If Montgomery is going to carve out a consistent role in Green Bay’s offense, it likely has to come before Aaron Jones returns from his suspension. Well, one of those two games is gone, and Montgomery is no closer to fantasy relevance. In fact, his prospects look bleaker than they did before the team’s 24-23 Week 1 win over the Bears. He got just two carries and three targets, totaling 28 yards from scrimmage. Jamaal Williams got 15 carries and two targets, and Geronimo Allison looked like a legitimate threat in the passing game, emerging alongside Davante Adams and Randall Cobb. Even in an offense led by Aaron Rodgers, there are only so many touches to go around. Montgomery doesn’t seem to be in line for enough of them to stick on the fantasy radar.

Cameron Meredith, WR, Saints

Ronald Jones wasn’t the only notable healthy scratch in the Buccaneers-Saints game. Meredith was inactive, too, landing him behind the likes of Austin Carr, Tre’Quan Smith and Tommylee Lewis on the depth chart. Meredith may have more talent than some or all of those three, but if he’s already in this deep a hole, it’s hard to envision him playing his way into fantasy relevance. The Saints have one of the most explosive offenses in the league, but the usage tree isn’t all that wide beyond Michael Thomas, Alvin Kamara and, when he returns, Mark Ingram. There’s no reason for Meredith to have a safe spot on your roster after Week 1.

Allen Hurns, WR, Cowboys

The Cowboys won’t be the last team to struggle offensively against the Panthers, especially in Charlotte, but they looked lifeless in Week 1. They scored all of eight points and totaled 232 yards, with the passing game looking particularly ugly. Dak Prescott completed nearly two-thirds of his passes, but threw for just 170 yards and 5.86 YPA. Hurns was one the receiving end of just one of those passes, and it’s hard to determine if that or his three targets was the more discouraging number. Dallas was always going to have a low-volume passing game this year, but there was at least some hope that Hurns would corner a huge share of that volume. With that now looking unlikely, he’s easy to drop.

Notable Omissions

Tyrell Williams, WR, Chargers

Williams caught two passes for eight yards last week while Mike Williams pulled down five for 81, but the former got just one fewer target and scored a touchdown. It’s far too early to say that the younger Williams is the team’s No. 2 receiver, and it’s worth noting that Philip Rivers attempted 51 passes and racked up 424 yards and 8.31 YPA.
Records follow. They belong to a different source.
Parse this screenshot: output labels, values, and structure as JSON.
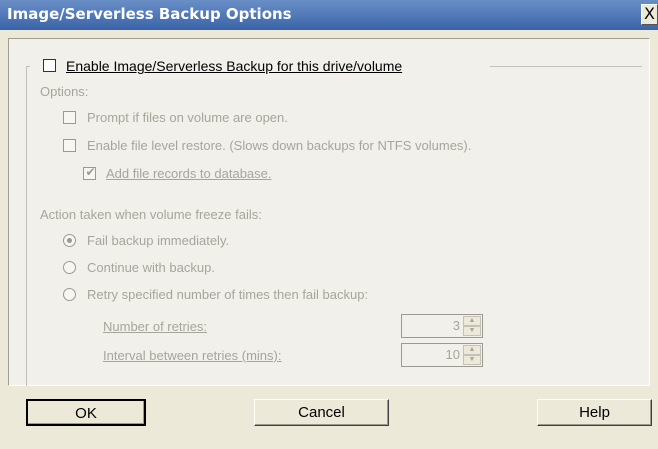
{
  "window": {
    "title": "Image/Serverless Backup Options",
    "close_glyph": "X"
  },
  "enable": {
    "label": "Enable Image/Serverless Backup for this drive/volume",
    "checked": false
  },
  "options": {
    "heading": "Options:",
    "prompt": {
      "label": "Prompt if files on volume are open.",
      "checked": false
    },
    "file_level": {
      "label": "Enable file level restore. (Slows down backups for NTFS volumes).",
      "checked": false
    },
    "add_records": {
      "label": "Add file records to database.",
      "checked": true
    }
  },
  "action": {
    "heading": "Action taken when volume freeze fails:",
    "fail": {
      "label": "Fail backup immediately.",
      "selected": true
    },
    "continue": {
      "label": "Continue with backup.",
      "selected": false
    },
    "retry": {
      "label": "Retry specified number of times then fail backup:",
      "selected": false
    }
  },
  "retries": {
    "label": "Number of retries:",
    "value": "3"
  },
  "interval": {
    "label": "Interval between retries (mins):",
    "value": "10"
  },
  "buttons": {
    "ok": "OK",
    "cancel": "Cancel",
    "help": "Help"
  },
  "icons": {
    "spin_up": "up-arrow-icon",
    "spin_down": "down-arrow-icon",
    "check": "check-icon"
  }
}
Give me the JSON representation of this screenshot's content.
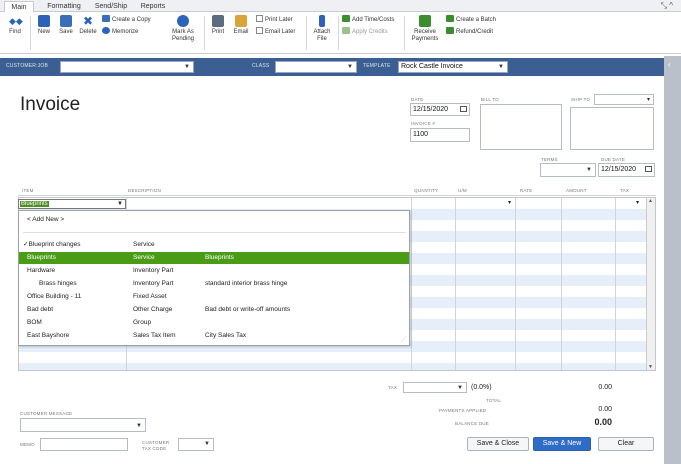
{
  "tabs": [
    "Main",
    "Formatting",
    "Send/Ship",
    "Reports"
  ],
  "window_controls": "⤡ ^",
  "ribbon": {
    "find": "Find",
    "new": "New",
    "save": "Save",
    "delete": "Delete",
    "create_copy": "Create a Copy",
    "memorize": "Memorize",
    "mark_pending": "Mark As Pending",
    "print": "Print",
    "email": "Email",
    "print_later": "Print Later",
    "email_later": "Email Later",
    "attach_file": "Attach File",
    "add_time_costs": "Add Time/Costs",
    "apply_credits": "Apply Credits",
    "receive_payments": "Receive Payments",
    "create_batch": "Create a Batch",
    "refund_credit": "Refund/Credit"
  },
  "custbar": {
    "customer_job_label": "CUSTOMER:JOB",
    "class_label": "CLASS",
    "template_label": "TEMPLATE",
    "template_value": "Rock Castle Invoice"
  },
  "form": {
    "title": "Invoice",
    "date_label": "DATE",
    "date_value": "12/15/2020",
    "invoice_no_label": "INVOICE #",
    "invoice_no_value": "1100",
    "bill_to_label": "BILL TO",
    "ship_to_label": "SHIP TO",
    "terms_label": "TERMS",
    "due_date_label": "DUE DATE",
    "due_date_value": "12/15/2020"
  },
  "grid": {
    "headers": {
      "item": "ITEM",
      "description": "DESCRIPTION",
      "quantity": "QUANTITY",
      "um": "U/M",
      "rate": "RATE",
      "amount": "AMOUNT",
      "tax": "TAX"
    },
    "item_value": "Blueprints"
  },
  "dropdown": {
    "add_new": "< Add New >",
    "items": [
      {
        "name": "✓Blueprint changes",
        "type": "Service",
        "desc": ""
      },
      {
        "name": "Blueprints",
        "type": "Service",
        "desc": "Blueprints"
      },
      {
        "name": "Hardware",
        "type": "Inventory Part",
        "desc": ""
      },
      {
        "name": "Brass hinges",
        "type": "Inventory Part",
        "desc": "standard interior brass hinge"
      },
      {
        "name": "Office Building - 11",
        "type": "Fixed Asset",
        "desc": ""
      },
      {
        "name": "Bad debt",
        "type": "Other Charge",
        "desc": "Bad debt or write-off amounts"
      },
      {
        "name": "BOM",
        "type": "Group",
        "desc": ""
      },
      {
        "name": "East Bayshore",
        "type": "Sales Tax Item",
        "desc": "City Sales Tax"
      }
    ]
  },
  "totals": {
    "tax_label": "TAX",
    "tax_pct": "(0.0%)",
    "tax_value": "0.00",
    "total_label": "TOTAL",
    "payments_applied_label": "PAYMENTS APPLIED",
    "payments_applied_value": "0.00",
    "balance_due_label": "BALANCE DUE",
    "balance_due_value": "0.00"
  },
  "footer": {
    "customer_message_label": "CUSTOMER MESSAGE",
    "memo_label": "MEMO",
    "customer_tax_code_label": "CUSTOMER TAX CODE",
    "save_close": "Save & Close",
    "save_new": "Save & New",
    "clear": "Clear"
  },
  "colors": {
    "header_bar": "#3b5f93",
    "selected_row": "#4a9c17",
    "primary_button": "#2e6dc7",
    "grid_alt_row": "#e6eefa"
  }
}
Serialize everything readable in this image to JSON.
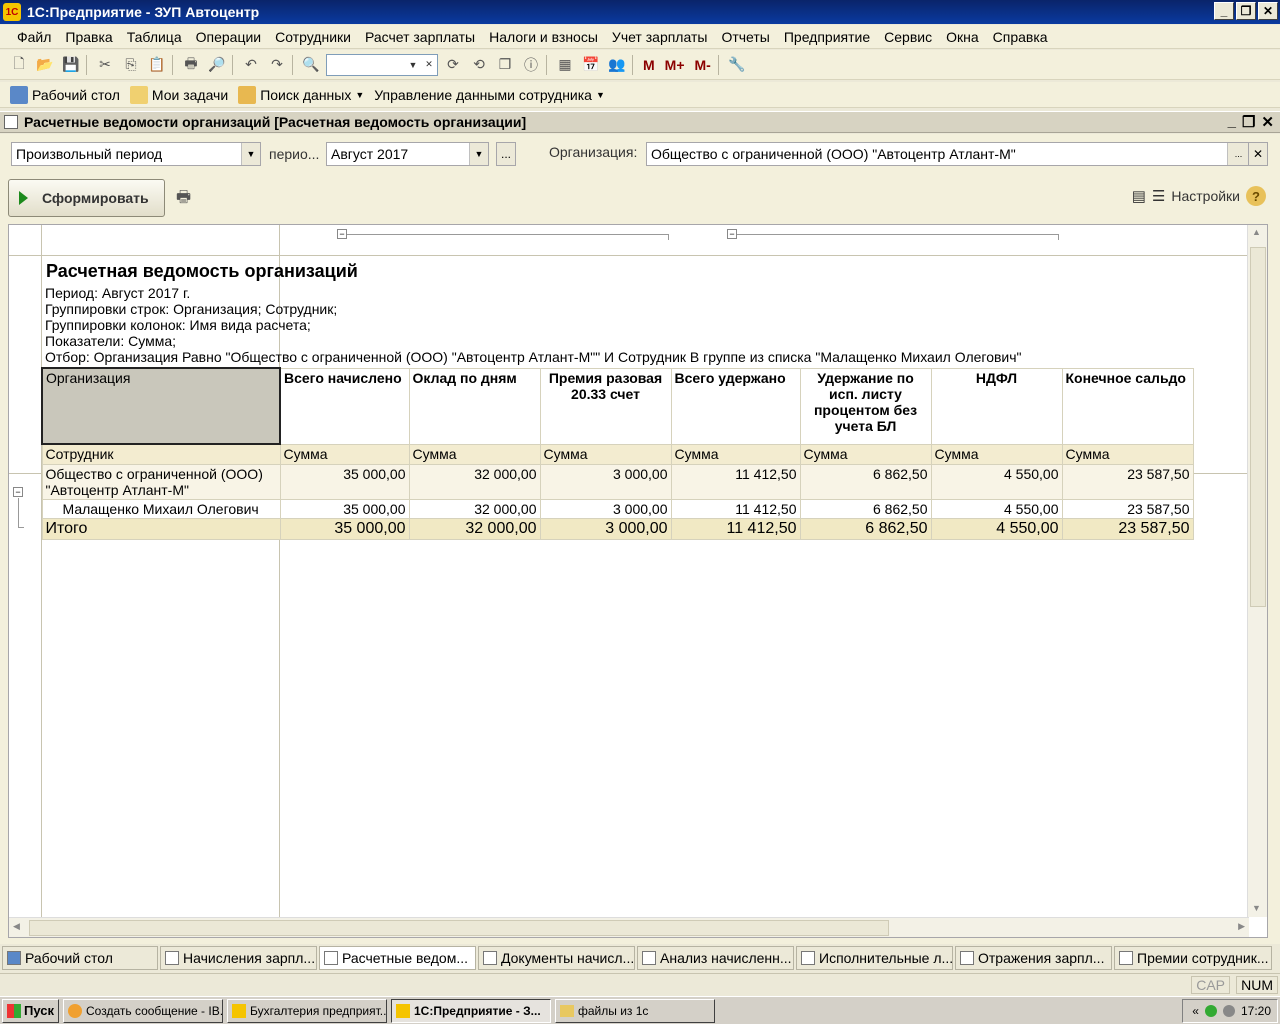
{
  "window": {
    "title": "1С:Предприятие - ЗУП Автоцентр",
    "logo": "1С"
  },
  "menu": [
    "Файл",
    "Правка",
    "Таблица",
    "Операции",
    "Сотрудники",
    "Расчет зарплаты",
    "Налоги и взносы",
    "Учет зарплаты",
    "Отчеты",
    "Предприятие",
    "Сервис",
    "Окна",
    "Справка"
  ],
  "toolbar": {
    "m": "M",
    "m_plus": "M+",
    "m_minus": "M-"
  },
  "panel": {
    "desktop": "Рабочий стол",
    "tasks": "Мои задачи",
    "search": "Поиск данных",
    "employee_data": "Управление данными сотрудника"
  },
  "doc": {
    "title": "Расчетные ведомости организаций [Расчетная ведомость организации]"
  },
  "form": {
    "period_type": "Произвольный период",
    "period_label": "перио...",
    "period_value": "Август 2017",
    "org_label": "Организация:",
    "org_value": "Общество с ограниченной (ООО) \"Автоцентр Атлант-М\"",
    "ellipsis": "...",
    "generate_btn": "Сформировать",
    "settings_label": "Настройки",
    "help": "?"
  },
  "report": {
    "title": "Расчетная ведомость организаций",
    "lines": [
      "Период: Август 2017 г.",
      "Группировки строк: Организация; Сотрудник;",
      "Группировки колонок: Имя вида расчета;",
      "Показатели: Сумма;",
      "Отбор: Организация Равно \"Общество с ограниченной (ООО) \"Автоцентр Атлант-М\"\" И Сотрудник В группе из списка \"Малащенко Михаил Олегович\""
    ],
    "header": {
      "org": "Организация",
      "cols": [
        "Всего начислено",
        "Оклад по дням",
        "Премия разовая 20.33 счет",
        "Всего удержано",
        "Удержание по исп. листу процентом без учета БЛ",
        "НДФЛ",
        "Конечное сальдо"
      ]
    },
    "subheader": {
      "row": "Сотрудник",
      "measure": "Сумма"
    },
    "org_row": {
      "name": "Общество с ограниченной (ООО) \"Автоцентр Атлант-М\"",
      "values": [
        "35 000,00",
        "32 000,00",
        "3 000,00",
        "11 412,50",
        "6 862,50",
        "4 550,00",
        "23 587,50"
      ]
    },
    "emp_row": {
      "name": "Малащенко Михаил Олегович",
      "values": [
        "35 000,00",
        "32 000,00",
        "3 000,00",
        "11 412,50",
        "6 862,50",
        "4 550,00",
        "23 587,50"
      ]
    },
    "total_row": {
      "name": "Итого",
      "values": [
        "35 000,00",
        "32 000,00",
        "3 000,00",
        "11 412,50",
        "6 862,50",
        "4 550,00",
        "23 587,50"
      ]
    }
  },
  "open_windows": [
    "Рабочий стол",
    "Начисления зарпл...",
    "Расчетные ведом...",
    "Документы начисл...",
    "Анализ начисленн...",
    "Исполнительные л...",
    "Отражения зарпл...",
    "Премии сотрудник..."
  ],
  "status": {
    "cap": "CAP",
    "num": "NUM"
  },
  "taskbar": {
    "start": "Пуск",
    "items": [
      "Создать сообщение - IB...",
      "Бухгалтерия предприят...",
      "1С:Предприятие - З...",
      "файлы из 1с"
    ],
    "tray_arrows": "«",
    "clock": "17:20"
  }
}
Giovani Bernard, RB, Bengals

Yeah, it sure looks like Joe Mixon is going to be a workhorse for the Bengals this year. Still, we know what kind of player Bernard can be if Mixon goes down, and it remains possible that he carves out a role that makes him valuable when the bye-week portion of the schedule hits. It’d be premature to drop him at this point of the season.

Anthony Miller, WR, Bears
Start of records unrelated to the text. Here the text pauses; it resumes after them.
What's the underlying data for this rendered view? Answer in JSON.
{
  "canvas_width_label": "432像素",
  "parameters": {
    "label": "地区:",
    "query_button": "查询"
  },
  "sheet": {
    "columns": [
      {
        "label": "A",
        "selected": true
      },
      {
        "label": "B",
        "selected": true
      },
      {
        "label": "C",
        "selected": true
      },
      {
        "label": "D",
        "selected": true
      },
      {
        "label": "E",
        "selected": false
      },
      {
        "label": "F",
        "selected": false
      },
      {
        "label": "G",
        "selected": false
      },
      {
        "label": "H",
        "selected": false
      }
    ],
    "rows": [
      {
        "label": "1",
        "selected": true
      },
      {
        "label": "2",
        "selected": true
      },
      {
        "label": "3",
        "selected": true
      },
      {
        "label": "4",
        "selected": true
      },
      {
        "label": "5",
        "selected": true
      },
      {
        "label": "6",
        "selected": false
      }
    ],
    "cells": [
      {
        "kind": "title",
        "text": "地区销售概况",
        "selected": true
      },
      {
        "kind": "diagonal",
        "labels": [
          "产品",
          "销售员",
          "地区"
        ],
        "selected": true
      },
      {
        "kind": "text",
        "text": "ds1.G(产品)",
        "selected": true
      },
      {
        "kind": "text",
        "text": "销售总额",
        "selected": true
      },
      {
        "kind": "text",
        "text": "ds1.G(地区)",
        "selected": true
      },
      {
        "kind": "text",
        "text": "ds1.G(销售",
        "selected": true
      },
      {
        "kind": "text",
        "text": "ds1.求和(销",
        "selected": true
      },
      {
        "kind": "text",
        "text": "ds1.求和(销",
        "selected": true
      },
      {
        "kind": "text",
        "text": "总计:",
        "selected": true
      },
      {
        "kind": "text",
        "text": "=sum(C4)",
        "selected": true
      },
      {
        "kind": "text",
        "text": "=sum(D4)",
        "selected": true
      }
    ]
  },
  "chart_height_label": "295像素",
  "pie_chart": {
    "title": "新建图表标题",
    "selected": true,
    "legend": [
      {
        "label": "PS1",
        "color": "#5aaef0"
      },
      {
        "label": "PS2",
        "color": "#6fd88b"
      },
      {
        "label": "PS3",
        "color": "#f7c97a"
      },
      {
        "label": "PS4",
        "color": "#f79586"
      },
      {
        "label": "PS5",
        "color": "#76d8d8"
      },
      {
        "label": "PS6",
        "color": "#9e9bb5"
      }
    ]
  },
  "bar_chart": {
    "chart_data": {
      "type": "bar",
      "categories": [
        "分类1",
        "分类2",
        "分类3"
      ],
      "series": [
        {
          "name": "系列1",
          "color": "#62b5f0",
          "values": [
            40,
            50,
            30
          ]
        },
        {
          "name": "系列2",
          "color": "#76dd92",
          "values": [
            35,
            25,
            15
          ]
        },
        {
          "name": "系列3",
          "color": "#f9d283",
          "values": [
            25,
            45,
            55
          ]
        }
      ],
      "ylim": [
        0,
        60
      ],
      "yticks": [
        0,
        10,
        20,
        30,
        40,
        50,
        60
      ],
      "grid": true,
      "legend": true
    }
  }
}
Miller didn’t do much in his career debut, catching two of three targets for 14 yards. He was on the field for 55.7% of the Bears’ snaps, though, playing 11 more snaps than Tarik Cohen. There will be better days for Chicago’s offense ahead, and there’s also a legitimate chance that Green Bay rates among the league’s best pass defenses this year after all the investments the team made in the secondary during the offseason.

Nick Chubb, RB, Browns

Chubb got just three carries in the Browns’ Week 1 tie with the Steelers, but Carlos Hyde was mostly unimpressive on 22 totes. The fact that Hyde dominated the workload so thoroughly doesn’t bode well, but the coaching staff may want to see more of the rookie after the veteran picked up just 62 yards on his 22 carries.

Reactions

What to read next